• **Work required**
Once every line containing "JSON" has been counted, report the total for the data and nothing else.

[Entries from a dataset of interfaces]
------------------------

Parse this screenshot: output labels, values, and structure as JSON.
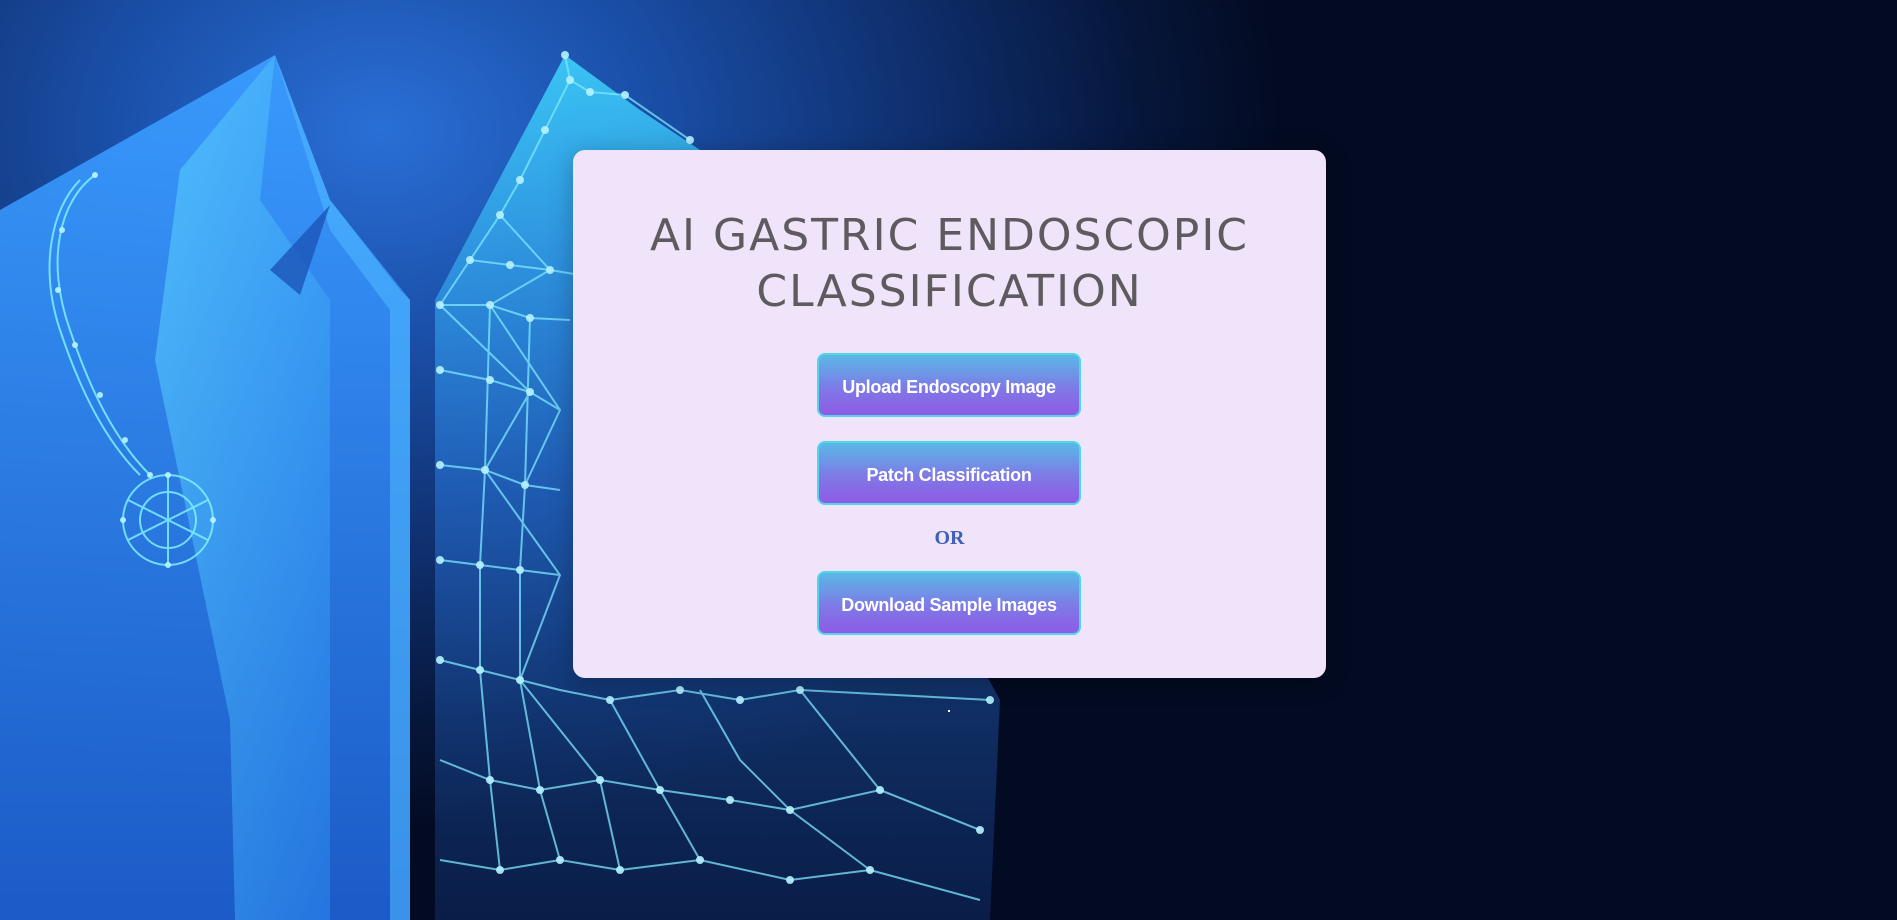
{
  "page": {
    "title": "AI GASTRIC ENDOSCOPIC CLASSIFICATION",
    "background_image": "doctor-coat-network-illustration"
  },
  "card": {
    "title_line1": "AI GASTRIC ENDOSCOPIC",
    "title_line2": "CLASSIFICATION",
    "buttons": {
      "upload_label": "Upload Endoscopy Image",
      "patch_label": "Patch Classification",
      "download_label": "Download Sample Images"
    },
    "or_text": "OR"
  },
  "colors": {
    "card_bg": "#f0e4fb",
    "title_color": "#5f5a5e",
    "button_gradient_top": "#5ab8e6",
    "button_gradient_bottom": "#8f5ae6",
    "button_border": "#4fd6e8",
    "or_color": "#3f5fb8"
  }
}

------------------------

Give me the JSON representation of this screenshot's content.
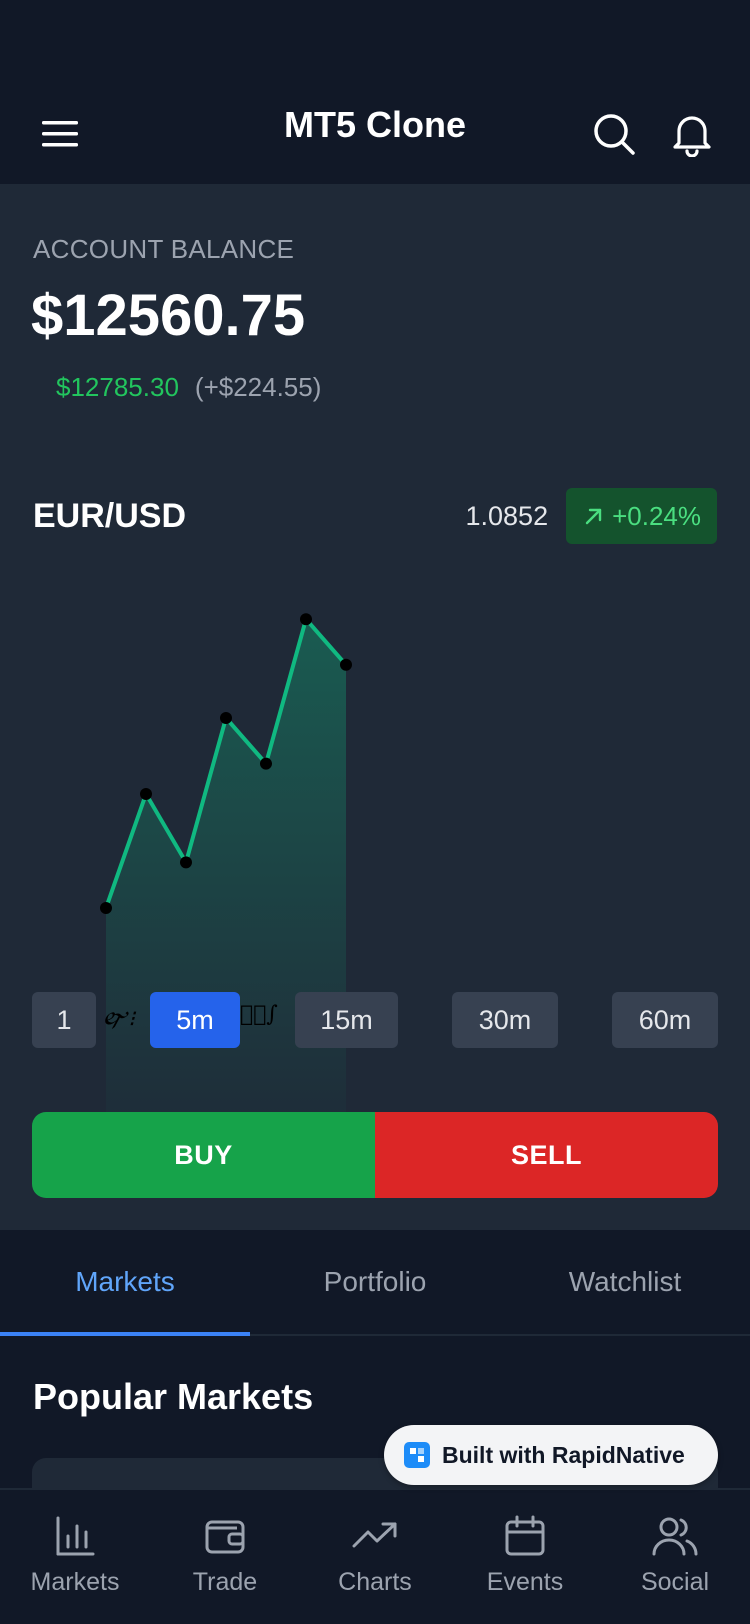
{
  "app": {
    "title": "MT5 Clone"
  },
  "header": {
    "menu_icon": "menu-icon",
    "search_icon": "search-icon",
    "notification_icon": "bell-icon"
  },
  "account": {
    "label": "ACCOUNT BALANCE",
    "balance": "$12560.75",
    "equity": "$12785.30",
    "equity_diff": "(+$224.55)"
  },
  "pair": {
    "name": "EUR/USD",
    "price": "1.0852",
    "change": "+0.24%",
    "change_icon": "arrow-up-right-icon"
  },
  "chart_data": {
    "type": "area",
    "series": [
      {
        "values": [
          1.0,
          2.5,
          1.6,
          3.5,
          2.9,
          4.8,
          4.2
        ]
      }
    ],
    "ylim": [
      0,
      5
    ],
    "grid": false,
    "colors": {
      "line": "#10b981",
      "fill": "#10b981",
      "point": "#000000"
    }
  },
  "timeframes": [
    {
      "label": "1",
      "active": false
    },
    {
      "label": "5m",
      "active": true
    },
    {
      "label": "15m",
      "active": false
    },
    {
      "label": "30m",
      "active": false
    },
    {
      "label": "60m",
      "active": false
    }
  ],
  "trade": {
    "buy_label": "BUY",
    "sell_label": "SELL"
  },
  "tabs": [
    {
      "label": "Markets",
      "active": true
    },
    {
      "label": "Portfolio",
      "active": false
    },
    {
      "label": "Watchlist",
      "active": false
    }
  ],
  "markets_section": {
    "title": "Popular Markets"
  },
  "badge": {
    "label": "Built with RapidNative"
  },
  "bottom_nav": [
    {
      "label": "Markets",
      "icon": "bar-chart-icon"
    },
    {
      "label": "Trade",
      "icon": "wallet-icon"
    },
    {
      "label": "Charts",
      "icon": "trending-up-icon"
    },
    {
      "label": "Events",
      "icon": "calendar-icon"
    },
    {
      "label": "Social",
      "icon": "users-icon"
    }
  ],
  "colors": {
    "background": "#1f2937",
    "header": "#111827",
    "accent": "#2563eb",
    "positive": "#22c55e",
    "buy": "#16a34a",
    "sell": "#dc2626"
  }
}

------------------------

• **Solved exercise**
2